The records that follow are to be repeated exactly, with no pictures carried over.

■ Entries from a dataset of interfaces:
::::::::

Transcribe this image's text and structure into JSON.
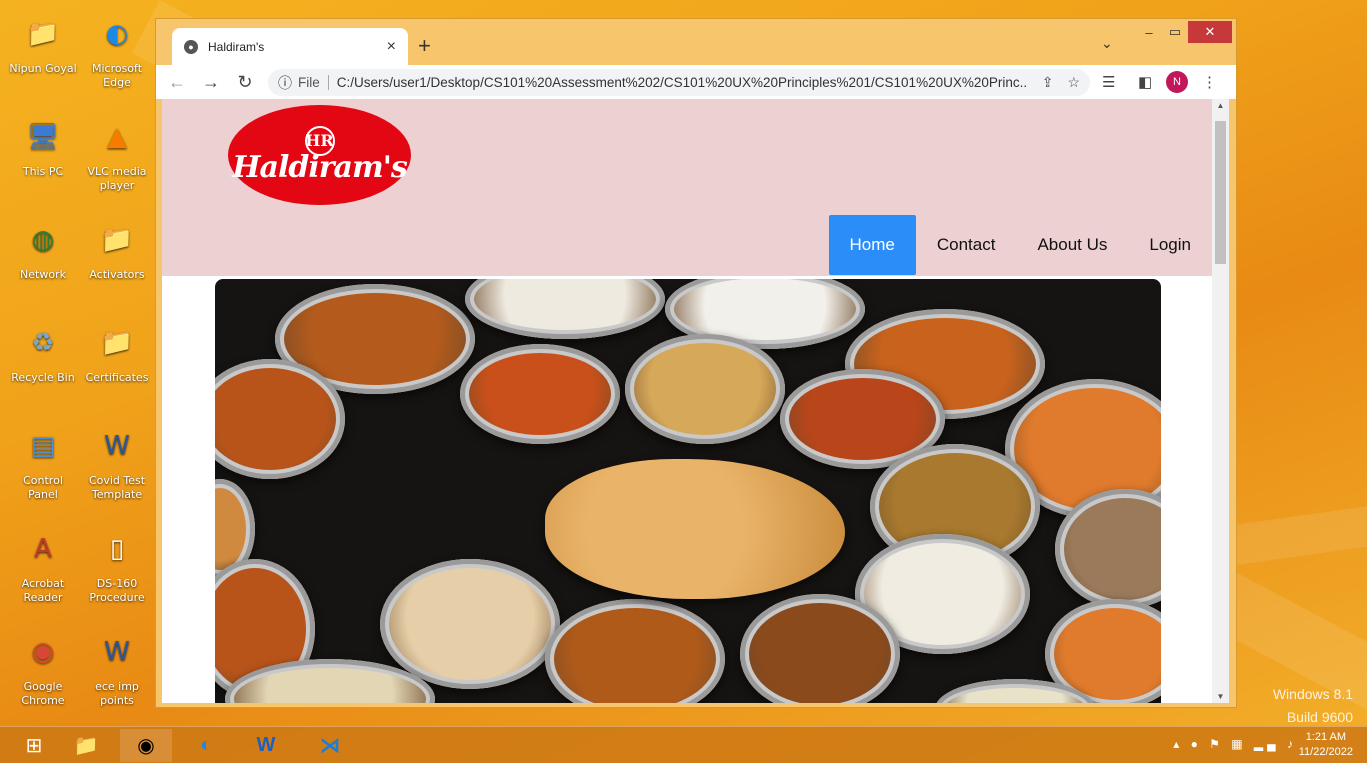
{
  "desktop": {
    "icons": [
      {
        "label": "Nipun Goyal",
        "icon": "user-folder-icon"
      },
      {
        "label": "Microsoft Edge",
        "icon": "edge-icon"
      },
      {
        "label": "This PC",
        "icon": "computer-icon"
      },
      {
        "label": "VLC media player",
        "icon": "vlc-icon"
      },
      {
        "label": "Network",
        "icon": "network-icon"
      },
      {
        "label": "Activators",
        "icon": "folder-icon"
      },
      {
        "label": "Recycle Bin",
        "icon": "recycle-bin-icon"
      },
      {
        "label": "Certificates",
        "icon": "folder-icon"
      },
      {
        "label": "Control Panel",
        "icon": "control-panel-icon"
      },
      {
        "label": "Covid Test Template",
        "icon": "word-doc-icon"
      },
      {
        "label": "Acrobat Reader",
        "icon": "acrobat-icon"
      },
      {
        "label": "DS-160 Procedure",
        "icon": "document-icon"
      },
      {
        "label": "Google Chrome",
        "icon": "chrome-icon"
      },
      {
        "label": "ece imp points",
        "icon": "word-doc-icon"
      }
    ],
    "watermark_line1": "Windows 8.1",
    "watermark_line2": "Build 9600"
  },
  "browser": {
    "tab_title": "Haldiram's",
    "tab_close": "×",
    "new_tab": "+",
    "address_scheme": "File",
    "address_url": "C:/Users/user1/Desktop/CS101%20Assessment%202/CS101%20UX%20Principles%201/CS101%20UX%20Princ...",
    "profile_initial": "N"
  },
  "site": {
    "logo_monogram": "HR",
    "logo_text": "Haldiram's",
    "nav": [
      {
        "label": "Home",
        "active": true
      },
      {
        "label": "Contact",
        "active": false
      },
      {
        "label": "About Us",
        "active": false
      },
      {
        "label": "Login",
        "active": false
      }
    ]
  },
  "taskbar": {
    "time": "1:21 AM",
    "date": "11/22/2022"
  }
}
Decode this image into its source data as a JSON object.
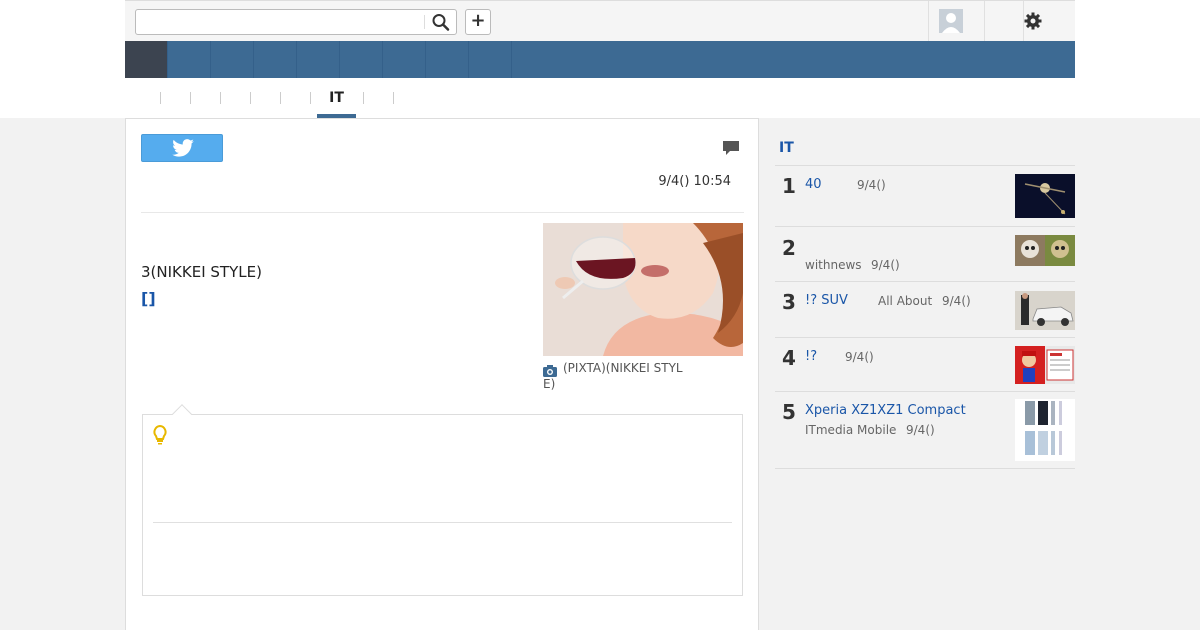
{
  "search": {
    "value": "",
    "placeholder": ""
  },
  "toolbar": {
    "plus_label": "+"
  },
  "subnav": {
    "active_tab": "IT"
  },
  "article": {
    "datetime": "9/4() 10:54",
    "headline": "3(NIKKEI STYLE)",
    "link_brackets": "[]",
    "photo_caption": "(PIXTA)(NIKKEI STYLE)"
  },
  "sidebar": {
    "title": "IT",
    "items": [
      {
        "rank": "1",
        "title": "40",
        "source": "",
        "date": "9/4()"
      },
      {
        "rank": "2",
        "title": "",
        "source": "withnews",
        "date": "9/4()"
      },
      {
        "rank": "3",
        "title": "!? SUV",
        "source": "All About",
        "date": "9/4()"
      },
      {
        "rank": "4",
        "title": "!?",
        "source": "",
        "date": "9/4()"
      },
      {
        "rank": "5",
        "title": "Xperia XZ1XZ1 Compact",
        "source": "ITmedia Mobile",
        "date": "9/4()"
      }
    ]
  },
  "colors": {
    "nav": "#3d6a93",
    "nav_active": "#3c4450",
    "link": "#1a56a8",
    "twitter": "#55acee"
  },
  "icons": [
    "search-icon",
    "plus-icon",
    "avatar-icon",
    "gear-icon",
    "twitter-icon",
    "comment-icon",
    "camera-icon",
    "lightbulb-icon"
  ]
}
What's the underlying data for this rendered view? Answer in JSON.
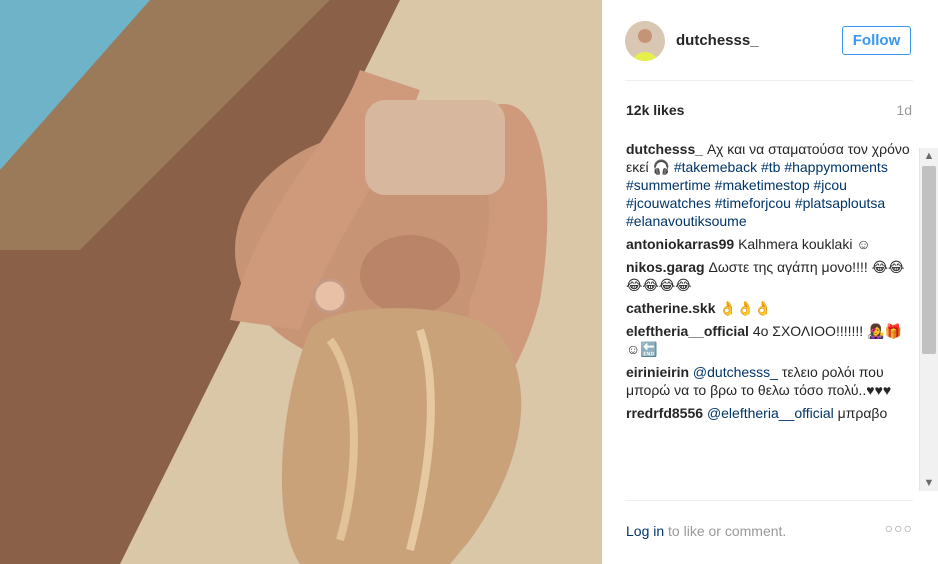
{
  "post": {
    "username": "dutchesss_",
    "follow_label": "Follow",
    "likes": "12k likes",
    "time": "1d",
    "caption_user": "dutchesss_",
    "caption_text": "Αχ και να σταματούσα τον χρόνο εκεί 🎧",
    "caption_tags": "#takemeback #tb #happymoments #summertime #maketimestop #jcou #jcouwatches #timeforjcou #platsaploutsa #elanavoutiksoume"
  },
  "comments": [
    {
      "user": "antoniokarras99",
      "text": "Kalhmera kouklaki ☺"
    },
    {
      "user": "nikos.garag",
      "text": "Δωστε της αγάπη μονο!!!! 😂😂😂😂😂😂"
    },
    {
      "user": "catherine.skk",
      "text": "👌👌👌"
    },
    {
      "user": "eleftheria__official",
      "text": "4ο ΣΧΟΛΙΟΟ!!!!!!! 👩‍🎤🎁☺🔚"
    },
    {
      "user": "eirinieirin",
      "mention": "@dutchesss_",
      "text": "τελειο ρολόι που μπορώ να το βρω το θελω τόσο πολύ..♥♥♥"
    },
    {
      "user": "rredrfd8556",
      "mention": "@eleftheria__official",
      "text": "μπραβο"
    }
  ],
  "footer": {
    "login_label": "Log in",
    "rest_label": "to like or comment.",
    "more_label": "○○○"
  },
  "icons": {
    "scroll_up": "▲",
    "scroll_down": "▼"
  }
}
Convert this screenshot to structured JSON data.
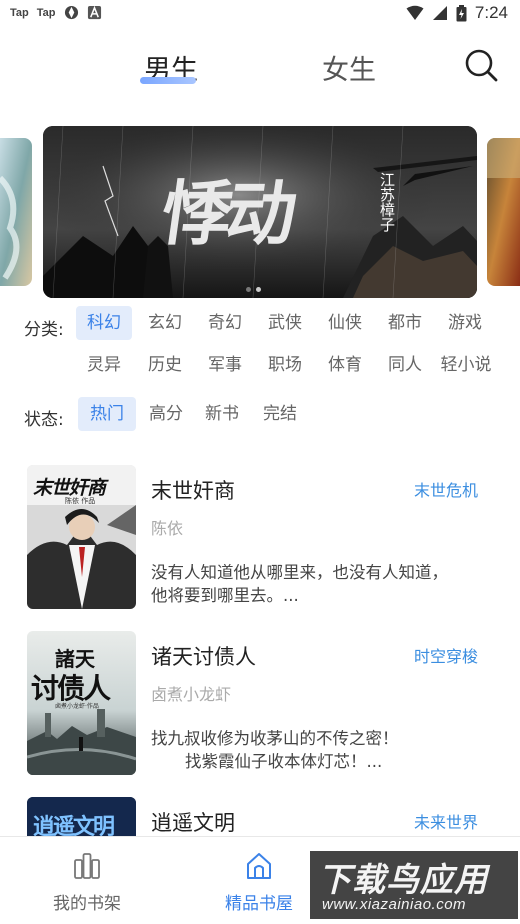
{
  "status_bar": {
    "app1": "Tap",
    "app2": "Tap",
    "time": "7:24"
  },
  "tabs": [
    {
      "label": "男生",
      "selected": true
    },
    {
      "label": "女生",
      "selected": false
    }
  ],
  "banner": {
    "title": "悸动",
    "author": "江苏樟子"
  },
  "category": {
    "label": "分类:",
    "items": [
      "科幻",
      "玄幻",
      "奇幻",
      "武侠",
      "仙侠",
      "都市",
      "游戏",
      "灵异",
      "历史",
      "军事",
      "职场",
      "体育",
      "同人",
      "轻小说"
    ],
    "selected": "科幻"
  },
  "status": {
    "label": "状态:",
    "items": [
      "热门",
      "高分",
      "新书",
      "完结"
    ],
    "selected": "热门"
  },
  "books": [
    {
      "title": "末世奸商",
      "author": "陈依",
      "tag": "末世危机",
      "desc_line1": "没有人知道他从哪里来，也没有人知道，",
      "desc_line2": "他将要到哪里去。...",
      "cover_text": "末世奸商",
      "cover_sub": "陈依 作品"
    },
    {
      "title": "诸天讨债人",
      "author": "卤煮小龙虾",
      "tag": "时空穿梭",
      "desc_line1": "找九叔收修为收茅山的不传之密！",
      "desc_line2": "找紫霞仙子收本体灯芯！...",
      "cover_text1": "諸天",
      "cover_text2": "讨债人",
      "cover_sub": "卤煮小龙虾·作品"
    },
    {
      "title": "逍遥文明",
      "author": "",
      "tag": "未来世界",
      "cover_text": "逍遥文明"
    }
  ],
  "bottom_nav": [
    {
      "label": "我的书架",
      "active": false
    },
    {
      "label": "精品书屋",
      "active": true
    }
  ],
  "watermark": {
    "big": "下载鸟应用",
    "small": "www.xiazainiao.com"
  },
  "colors": {
    "accent": "#3b82e8",
    "tag": "#3b8ee0",
    "chip_bg": "#e3ecfb"
  }
}
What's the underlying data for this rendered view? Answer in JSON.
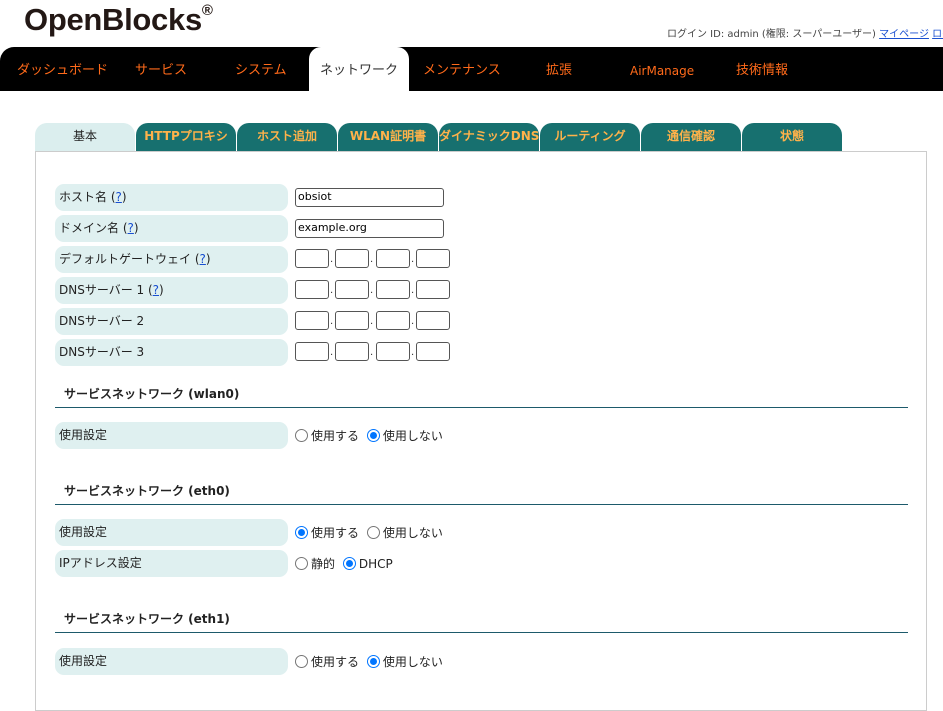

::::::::

■ Response to this task:
Transcribe this image's text and structure into JSON.
{
  "desktop": {
    "icons": [
      {
        "label": "Nipun Goyal",
        "icon": "user-folder-icon"
      },
      {
        "label": "Microsoft Edge",
        "icon": "edge-icon"
      },
      {
        "label": "This PC",
        "icon": "computer-icon"
      },
      {
        "label": "VLC media player",
        "icon": "vlc-icon"
      },
      {
        "label": "Network",
        "icon": "network-icon"
      },
      {
        "label": "Activators",
        "icon": "folder-icon"
      },
      {
        "label": "Recycle Bin",
        "icon": "recycle-bin-icon"
      },
      {
        "label": "Certificates",
        "icon": "folder-icon"
      },
      {
        "label": "Control Panel",
        "icon": "control-panel-icon"
      },
      {
        "label": "Covid Test Template",
        "icon": "word-doc-icon"
      },
      {
        "label": "Acrobat Reader",
        "icon": "acrobat-icon"
      },
      {
        "label": "DS-160 Procedure",
        "icon": "document-icon"
      },
      {
        "label": "Google Chrome",
        "icon": "chrome-icon"
      },
      {
        "label": "ece imp points",
        "icon": "word-doc-icon"
      }
    ],
    "watermark_line1": "Windows 8.1",
    "watermark_line2": "Build 9600"
  },
  "browser": {
    "tab_title": "Haldiram's",
    "tab_close": "×",
    "new_tab": "+",
    "address_scheme": "File",
    "address_url": "C:/Users/user1/Desktop/CS101%20Assessment%202/CS101%20UX%20Principles%201/CS101%20UX%20Princ...",
    "profile_initial": "N"
  },
  "site": {
    "logo_monogram": "HR",
    "logo_text": "Haldiram's",
    "nav": [
      {
        "label": "Home",
        "active": true
      },
      {
        "label": "Contact",
        "active": false
      },
      {
        "label": "About Us",
        "active": false
      },
      {
        "label": "Login",
        "active": false
      }
    ]
  },
  "taskbar": {
    "time": "1:21 AM",
    "date": "11/22/2022"
  }
}
Decode this image into its source data as a JSON object.
{
  "search": {
    "value": "",
    "placeholder": ""
  },
  "toolbar": {
    "plus_label": "+"
  },
  "subnav": {
    "active_tab": "IT"
  },
  "article": {
    "datetime": "9/4() 10:54",
    "headline": "3(NIKKEI STYLE)",
    "link_brackets": "[]",
    "photo_caption": "(PIXTA)(NIKKEI STYLE)"
  },
  "sidebar": {
    "title": "IT",
    "items": [
      {
        "rank": "1",
        "title": "40",
        "source": "",
        "date": "9/4()"
      },
      {
        "rank": "2",
        "title": "",
        "source": "withnews",
        "date": "9/4()"
      },
      {
        "rank": "3",
        "title": "!? SUV",
        "source": "All About",
        "date": "9/4()"
      },
      {
        "rank": "4",
        "title": "!?",
        "source": "",
        "date": "9/4()"
      },
      {
        "rank": "5",
        "title": "Xperia XZ1XZ1 Compact",
        "source": "ITmedia Mobile",
        "date": "9/4()"
      }
    ]
  },
  "colors": {
    "nav": "#3d6a93",
    "nav_active": "#3c4450",
    "link": "#1a56a8",
    "twitter": "#55acee"
  },
  "icons": [
    "search-icon",
    "plus-icon",
    "avatar-icon",
    "gear-icon",
    "twitter-icon",
    "comment-icon",
    "camera-icon",
    "lightbulb-icon"
  ]
}
What's the underlying data for this rendered view? Answer in JSON.
{
  "post": {
    "username": "dutchesss_",
    "follow_label": "Follow",
    "likes": "12k likes",
    "time": "1d",
    "caption_user": "dutchesss_",
    "caption_text": "Αχ και να σταματούσα τον χρόνο εκεί 🎧",
    "caption_tags": "#takemeback #tb #happymoments #summertime #maketimestop #jcou #jcouwatches #timeforjcou #platsaploutsa #elanavoutiksoume"
  },
  "comments": [
    {
      "user": "antoniokarras99",
      "text": "Kalhmera kouklaki ☺"
    },
    {
      "user": "nikos.garag",
      "text": "Δωστε της αγάπη μονο!!!! 😂😂😂😂😂😂"
    },
    {
      "user": "catherine.skk",
      "text": "👌👌👌"
    },
    {
      "user": "eleftheria__official",
      "text": "4ο ΣΧΟΛΙΟΟ!!!!!!! 👩‍🎤🎁☺🔚"
    },
    {
      "user": "eirinieirin",
      "mention": "@dutchesss_",
      "text": "τελειο ρολόι που μπορώ να το βρω το θελω τόσο πολύ..♥♥♥"
    },
    {
      "user": "rredrfd8556",
      "mention": "@eleftheria__official",
      "text": "μπραβο"
    }
  ],
  "footer": {
    "login_label": "Log in",
    "rest_label": "to like or comment.",
    "more_label": "○○○"
  },
  "icons": {
    "scroll_up": "▲",
    "scroll_down": "▼"
  }
}
Convert this screenshot to structured JSON data.
{
  "status_bar": {
    "app1": "Tap",
    "app2": "Tap",
    "time": "7:24"
  },
  "tabs": [
    {
      "label": "男生",
      "selected": true
    },
    {
      "label": "女生",
      "selected": false
    }
  ],
  "banner": {
    "title": "悸动",
    "author": "江苏樟子"
  },
  "category": {
    "label": "分类:",
    "items": [
      "科幻",
      "玄幻",
      "奇幻",
      "武侠",
      "仙侠",
      "都市",
      "游戏",
      "灵异",
      "历史",
      "军事",
      "职场",
      "体育",
      "同人",
      "轻小说"
    ],
    "selected": "科幻"
  },
  "status": {
    "label": "状态:",
    "items": [
      "热门",
      "高分",
      "新书",
      "完结"
    ],
    "selected": "热门"
  },
  "books": [
    {
      "title": "末世奸商",
      "author": "陈依",
      "tag": "末世危机",
      "desc_line1": "没有人知道他从哪里来，也没有人知道，",
      "desc_line2": "他将要到哪里去。...",
      "cover_text": "末世奸商",
      "cover_sub": "陈依 作品"
    },
    {
      "title": "诸天讨债人",
      "author": "卤煮小龙虾",
      "tag": "时空穿梭",
      "desc_line1": "找九叔收修为收茅山的不传之密！",
      "desc_line2": "找紫霞仙子收本体灯芯！...",
      "cover_text1": "諸天",
      "cover_text2": "讨债人",
      "cover_sub": "卤煮小龙虾·作品"
    },
    {
      "title": "逍遥文明",
      "author": "",
      "tag": "未来世界",
      "cover_text": "逍遥文明"
    }
  ],
  "bottom_nav": [
    {
      "label": "我的书架",
      "active": false
    },
    {
      "label": "精品书屋",
      "active": true
    }
  ],
  "watermark": {
    "big": "下载鸟应用",
    "small": "www.xiazainiao.com"
  },
  "colors": {
    "accent": "#3b82e8",
    "tag": "#3b8ee0",
    "chip_bg": "#e3ecfb"
  }
}
What's the underlying data for this rendered view? Answer in JSON.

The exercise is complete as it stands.